Recently as I was visiting with a brother in Christ he told me that he had had certain expectations that I had failed to fulfill. My heart was broken. First of all I did not realize that the expectation had even existed. It was an “undisclosed” expectation, but none-the-less he felt like I had let him down. All I could do was to apologize and to try and understand his need. This conversation has reminded me once again the “call to compassion” that each of us have received.
So many people have had difficult things happen to them in life that they can only meet each day with so much hurt and a great deal of “unresolved” needs. They transfer onto us the lingering effects of these past negative markers, events, and lacks. As a result, we are sometimes viewed with “unrealistically great expectations”, or with a lot of unwarranted mistrust.
God is not calling us to cure these problems. Only God can do that. We are, however, expected to offer people a chance to experience some of the goodness of God through their contact with us. Will we fail in our efforts to do this? Sometimes. Will we feel guilty or resentful at times when people project onto us needs we can’t meet, and then anger or hurt when we pull back because we’ve erroneously overextended ourselves and promised too much? Probably. But, we still need to do what we can – not just for them, but also for us, because “compassion completes the circle of grace.”

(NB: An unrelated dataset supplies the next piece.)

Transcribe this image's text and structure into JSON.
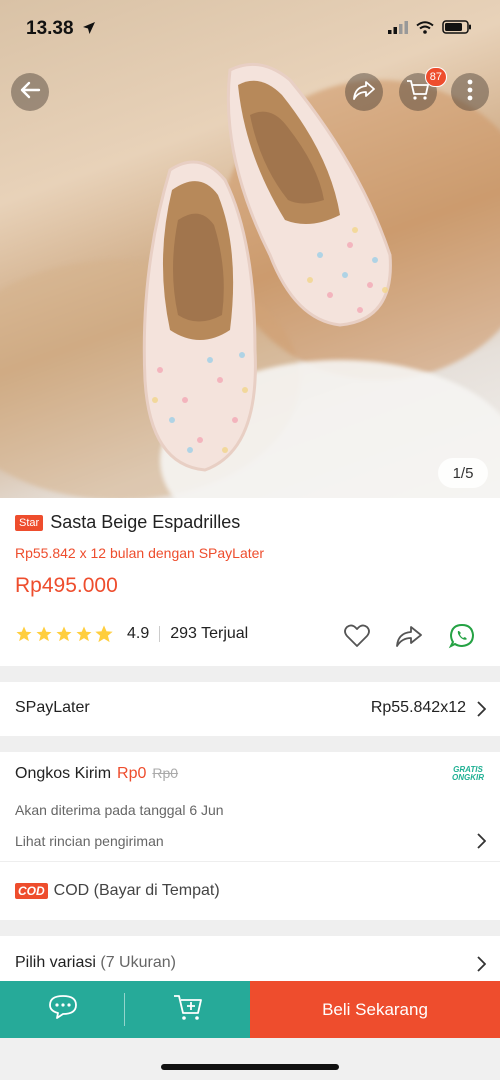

Without it, self knowledge will stagnate, our prayer life will become artificial, and – most importantly – we will miss seeing and hearing those words of God that can only be received when we are in service to others.
As I was meditating on this experience I remembered a piece from a book that I read some time ago. After reading and re-reading it I decided to quote it here. It is a little lengthy, but I think you will be blessed:
“Here we are touching the profound spiritual truth that service is an expression of the search for God and not just of the desire to bring about individual or social change. this is open to all sorts of misunderstanding, but its truth is confirmed in the lives of those for whom service is a constant and uninterrupted cancer. As long as the help we offer to others is motivated primarily by the changes we may accomplish, our service cannot last long. The results do not appear, when success is absent, when we are no longer liked or praised for what we do, we lose the strength and motivation to continue. When we see nothing but sad, poor, sick, or miserable people who, even after our many attempts to offer help, remain, sad, poor, sick, and miserable, then the only reasonable response is to move away in order to prevent ourselves from becoming cynical or depressed. Radical servanthood challenges us, while attempting persistently to overcome property, hunger, illness, and any other form of human misery, to reveal the gentle presence of our compassionate God in the midst of our broken world.” (Donald P. McNeil, Douglas A. Morrison, and Henri J. M. Nouwen, Compassion, New York: Doubleday, 1982, pp. 31, 32)
Radical Servanthood! You and I are “followers” of One who modeled for us “radical servanthood.” If there is anything that the world around us needs (expects) it is “radical servanthood.” I can’t really do it, nor can you, but we can allow the RADICAL SERVANT, to meet our needs. We must continually “receive from Him so that we can give to others” thus in the giving of compassion we will complete the “circle of grace.”